Pearl Lam Galleries is pleased to present Materialised Condition, a group exhibition featuring works by Chun Kwang Young (b. 1944, South Korea), Leonardo Drew (b. 1961, USA), Dale Frank (b. 1959, Australia), Jason Martin (b. 1970 in the Channel Islands; now resides in the UK), Gatot Pujiarto (b. 1970, Indonesia), Ezzam Rahman (b. 1981, Singapore), Ren Ri (b. 1984, China), Carlos Rolón/Dzine (b. 1970, USA), Yinka Shonibare MBE (b. 1962, UK). Taking the physical qualities of painting, sculpture, and installation works as a starting point, the exhibition seeks to uncover the sentiments behind the artists’ specific choices of material. With material as the focus, the immediate, direct and intimate relationship between object and artist is revealed. Materials such as fabric, thread, mulberry paper, wood, and natural beeswax evoke an appreciation for the tactile and visual. They resonate sensorially with the viewer to bring about an intimacy with the “small” or microscopic, the everyday, and the sphere of personal experiences. In this context, objects or materials have played an intermediary role, rooted in reality and connected to the vision of freedom and imagination. Reflecting upon this, Materialised Condition proffers a panoramic view of time that emerges from the “smallness” of materials.
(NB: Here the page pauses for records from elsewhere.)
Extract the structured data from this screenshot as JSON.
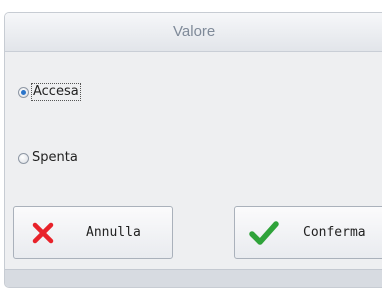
{
  "dialog": {
    "title": "Valore"
  },
  "options": [
    {
      "label": "Accesa",
      "checked": true
    },
    {
      "label": "Spenta",
      "checked": false
    }
  ],
  "buttons": {
    "cancel_label": "Annulla",
    "confirm_label": "Conferma"
  },
  "colors": {
    "cancel_icon": "#e8222a",
    "confirm_icon": "#2fa33a",
    "radio_selected": "#2a74c9"
  },
  "icons": {
    "cancel": "cross-icon",
    "confirm": "checkmark-icon"
  }
}
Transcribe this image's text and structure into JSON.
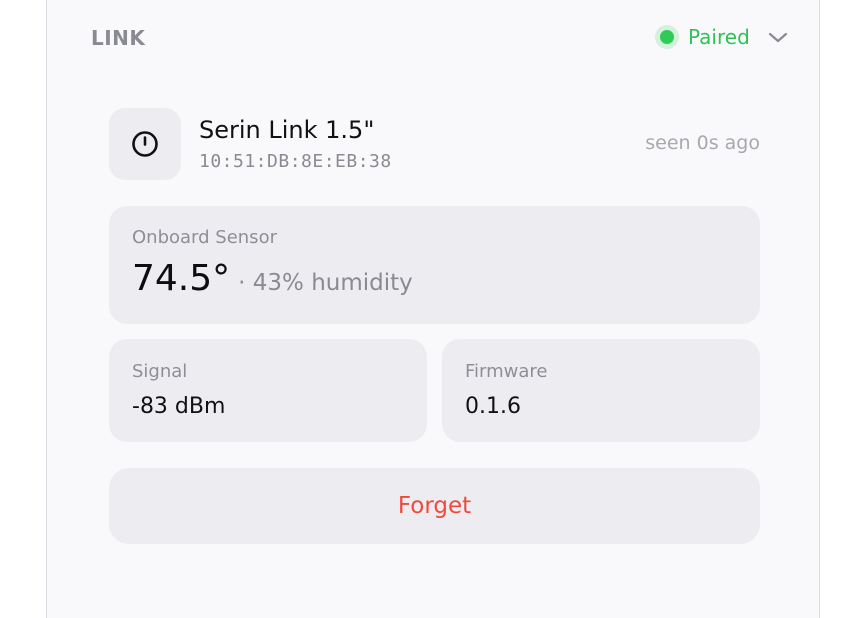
{
  "section": {
    "label": "LINK"
  },
  "status": {
    "text": "Paired",
    "color": "#2ecb56",
    "icon": "chevron-down-icon"
  },
  "device": {
    "icon": "power-icon",
    "name": "Serin Link 1.5\"",
    "mac": "10:51:DB:8E:EB:38",
    "seen": "seen 0s ago"
  },
  "sensor": {
    "label": "Onboard Sensor",
    "temperature": "74.5°",
    "humidity": "· 43% humidity"
  },
  "signal": {
    "label": "Signal",
    "value": "-83 dBm"
  },
  "firmware": {
    "label": "Firmware",
    "value": "0.1.6"
  },
  "actions": {
    "forget_label": "Forget",
    "forget_color": "#f04a3c"
  }
}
Singaporean artist Ezzam Rahman will be executing a new performance work during the opening reception. Inspired by the longing for lost love, I was your amber but now he’s your shade of gold deals with the saudade, or deep love that remains, for an absent lover.
Artists Jason Martin and Dale Frank challenge the conventions of painting with their manipulation of the medium. Using a physically intensive process that engages the whole body, Jason Martin creates luxurious surfaces of oil and pigment that can almost be described as sculptural. Dragging smooth oil or thick pigments across the surface, the curvatures catch the light, creating depth in our visual perception of the works. Dale Frank explores the possibilities of paint and surfaces in his pieces. Pouring paint stripper and acid onto Perspex, he allows them to create his abstract “landscapes” by pooling, converging, and diverging, by both careful manipulation and by leaving things to chance. The disturbances on the otherwise pristine surfaces can be deciphered as wormholes that lead to alternate dimensions with infinite possibilities, with his imaginative titles suggesting unlikely narratives.
Leonardo Drew reflects on the universality of existence and the interconnectivity of all beings to one another through his works, illustrating these relationships through the visceral qualities of his chosen materials and the abstract sculptural forms they make up. These cosmological frameworks are meant to mirror the organic reality of existence and reveal the resonance of life and humanity.
Similarly, Chinese artist Ren Ri chooses to work with beeswax, a material found in nature, in order to demonstrate the tensions between man and nature through his relationship with his material. The artist employs bees in the creation of his works, introducing the queen bee and the rest of her hive into transparent polyhedrons and cubes with inner frameworks of wooden dowels. He then rotates the sculpture every seventh day based on the roll of a die, an act that he says references the biblical concept of creation. Ren Ri describes the process as a collaboration with the bees as neither party has full control on the outcome, much like the tension between man and nature.
Inspired by his childhood, Carlos Rolón/Dzine alludes to the ornate aesthetic style favoured by the American middle-class at the time. Walls and furniture were embellished with exotic colours, textures, and patterns in an effort to create a distinct identity. Mirrors were aplenty in his family’s houses, adding a sense of an extended area in tiny spaces shared by many, even lending them an aesthetic of grandeur that referenced upper-class culture. Raised in this environment, Rolón incorporates custom culture, faux luxury, and excessiveness into his work today as an homage to his personal history.
Indonesian artist Gatot Pujiarto “stitches” his stories together, taking elements from his everyday experiences and surrounding occurrences. Pujiarto embeds them into his works through the perspective, techniques, and language of expression that he normally uses. As early as 2008, Pujiarto started using fabric/textiles in his works to tell his stories. The fabrics are patched on, cut, pasted on, braided, or torn. They are used to create forms with stitches, highlight, or act as outlines of forms.
Korean mulberry paper is at the centre of Chun Kwang Young’s artistic practice, deeply imbuing his works with a Korean sensibility by lending its potency for metaphorical associations. Delicately translucent, yet strong and durable, mulberry paper was used for a variety of purposes in Korean households, including packaging herbal medicine in triangular bundles. It is no coincidence that the wrapped triangles of Chun’s Aggregation works are visually similar to their spiritual ancestors, as the artist investigates ideas of healing in his exploration of the socio-cultural issues particular to his country and universal conditions of human trauma and suffering.
The exhibition will also feature a sculpture by British-Nigerian artist Yinka Shonibare MBE, clothed in his trademark material—brightly coloured African batik fabric he purchases at Brixton market in London. The fabric was inspired by Indonesian design, mass-produced by the Dutch, and eventually sold to the colonies in West Africa where it became a new sign of African identity and independence in the 1960s. As with Chun Kwang Young’s works, the artists’ chosen materials afford their works an authentically deep connection to the artists’ cultural background.